If you’re of voting age and just now making the big jump back into LEGO, you’re going stumble into the incredibly geeky LEGO-CAD software underground sooner or later. Yes, that’s computer-aided design software specifically for designing LEGO projects, and even producing your own LEGO-style build instructions. The entry-level on this is LEGO’s own LEGO Digital Designer software. This is free (!), dead-simple to use, can automatically generated rudimentary build instructions, and will even connect with the LEGO website and order all the bricks you need for your custom design (no shock there). Bonus: It makes a satisfying *click* sound when you connect bricks. But it’s also frustratingly limited software, and it won’t be long before you’re hankering for something more, something *way too much more*. Welcome to the brain-bendingly confusing world of LDraw!

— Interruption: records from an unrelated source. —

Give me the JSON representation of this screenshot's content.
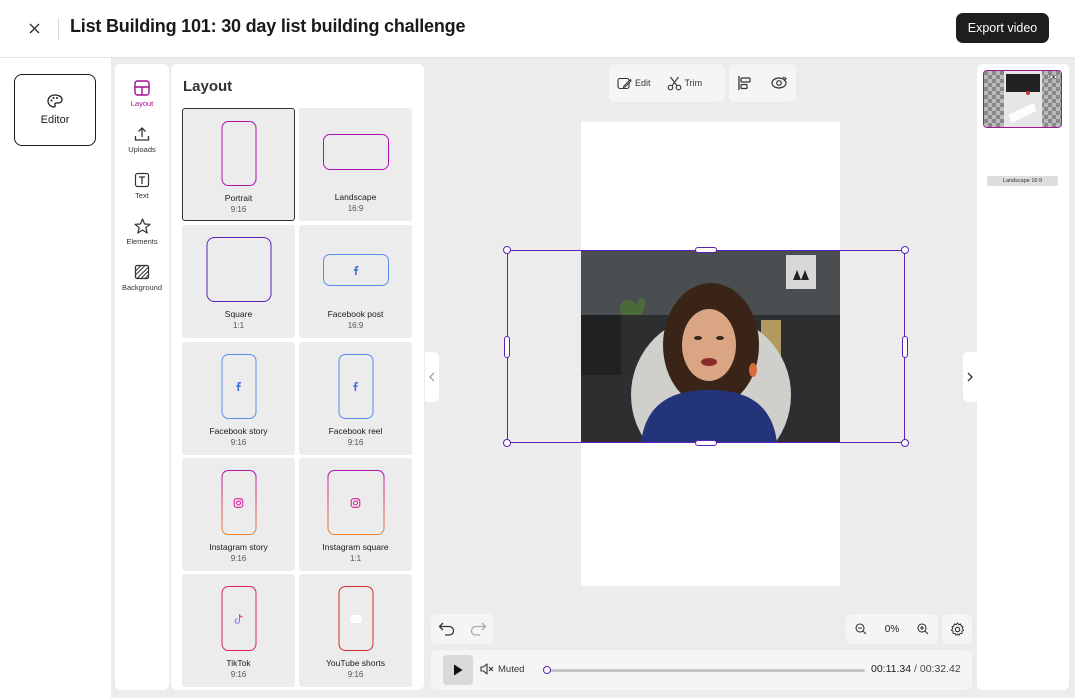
{
  "header": {
    "title": "List Building 101: 30 day list building challenge",
    "export_label": "Export video"
  },
  "editor_tab": {
    "label": "Editor",
    "icon": "palette-icon"
  },
  "rail": {
    "items": [
      {
        "label": "Layout",
        "icon": "layout-icon",
        "active": true
      },
      {
        "label": "Uploads",
        "icon": "upload-icon"
      },
      {
        "label": "Text",
        "icon": "text-icon"
      },
      {
        "label": "Elements",
        "icon": "star-icon"
      },
      {
        "label": "Background",
        "icon": "background-icon"
      }
    ]
  },
  "layout_panel": {
    "title": "Layout",
    "options": [
      {
        "label": "Portrait",
        "ratio": "9:16",
        "selected": true,
        "color": "#b012b0"
      },
      {
        "label": "Landscape",
        "ratio": "16:9",
        "color": "#b012b0"
      },
      {
        "label": "Square",
        "ratio": "1:1",
        "color": "#5b21b6"
      },
      {
        "label": "Facebook post",
        "ratio": "16:9",
        "color": "#3b82f6"
      },
      {
        "label": "Facebook story",
        "ratio": "9:16",
        "color": "#3b82f6"
      },
      {
        "label": "Facebook reel",
        "ratio": "9:16",
        "color": "#3b82f6"
      },
      {
        "label": "Instagram story",
        "ratio": "9:16",
        "color": "#e1306c"
      },
      {
        "label": "Instagram square",
        "ratio": "1:1",
        "color": "#e1306c"
      },
      {
        "label": "TikTok",
        "ratio": "9:16",
        "color": "#e0245e"
      },
      {
        "label": "YouTube shorts",
        "ratio": "9:16",
        "color": "#d32f2f"
      }
    ]
  },
  "toolbar": {
    "edit_label": "Edit",
    "trim_label": "Trim"
  },
  "zoom": {
    "value": "0%"
  },
  "playback": {
    "mute_label": "Muted",
    "current_time": "00:11.34",
    "separator": " / ",
    "duration": "00:32.42",
    "progress": 0.0
  },
  "right_panel": {
    "thumbnail_label": "Landscape 16:9"
  },
  "colors": {
    "selection": "#5b21b6",
    "accent": "#a0108e",
    "workspace": "#ececec"
  }
}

On the up-side, you can do *anything* with the suites of free software this community has developed: Make photorealistic LEGO tableaux! Make spot-on LEGO-style build instructions! Make strictly physically impossible LEGO ships! Make up your own LEGO bricks and use them in models! Make LEGO minifigs do it in deeply disturbing Bible-themed porno shoots of your own devising! But this software is a far cry from the stupid-easy software LEGO has on their website; most of these programs are built on full-bore vector-based CAD software (e.g., the most popular LEGO ray-tracing software is actually built off of the 3D rendering software used by rocket scientists). Some of the software (like Bricksmith for Mac OS, which I *love*) is GUI and user-friendly and very approachable. Most of it is crazy opaque, with documentation that is equally obtuse and often simply incorrect. You need a good guide, and VIRTUAL LEGO FOR WINDOWS is it. The writing is crisp and clear, the book well organized, and authors Tim Courtney, Ahui Herrera, and Steve Bliss walk you through all of the software you need to build projects, render them, and produce great images and build instructions. You can really do *stunning* work with this powerful software, and Courtney/Herrera/Bliss totally bring that into reach for LEGO-CAD newbies. I’m a Mac-user, and still found this book *really* useful. Some of the software isn’t great on Mac but most of the actual nuts-and-bolts info translates. E.g., they favor MLCad as their LEGO editor, while I think Bricksmith is *much* slicker for Mac users. Similarly, they go into great depth with POV-ray, which doesn’t load on modern Mac OSes at all. But, MegaPOV (which they only treat lightly) works fine on Macs, and most of the details carry over, since MegaPOV is basically just a wrapper for running POV-ray. (Aside: I’ll be writing up a brief “Virtual LEGO on Mac” post over at the Snip, Burn, Solder Blog soonishly, which should help connect the dots for Mac users working with this book).
(DISCLOSURE: These titles are all from my publisher, No Starch Press, who sent me review copies of a mess of LEGO books; these are the stand-outs from the crop, in my humble. I was not otherwise compensated–except for that I got a mess of free books/ebooks.)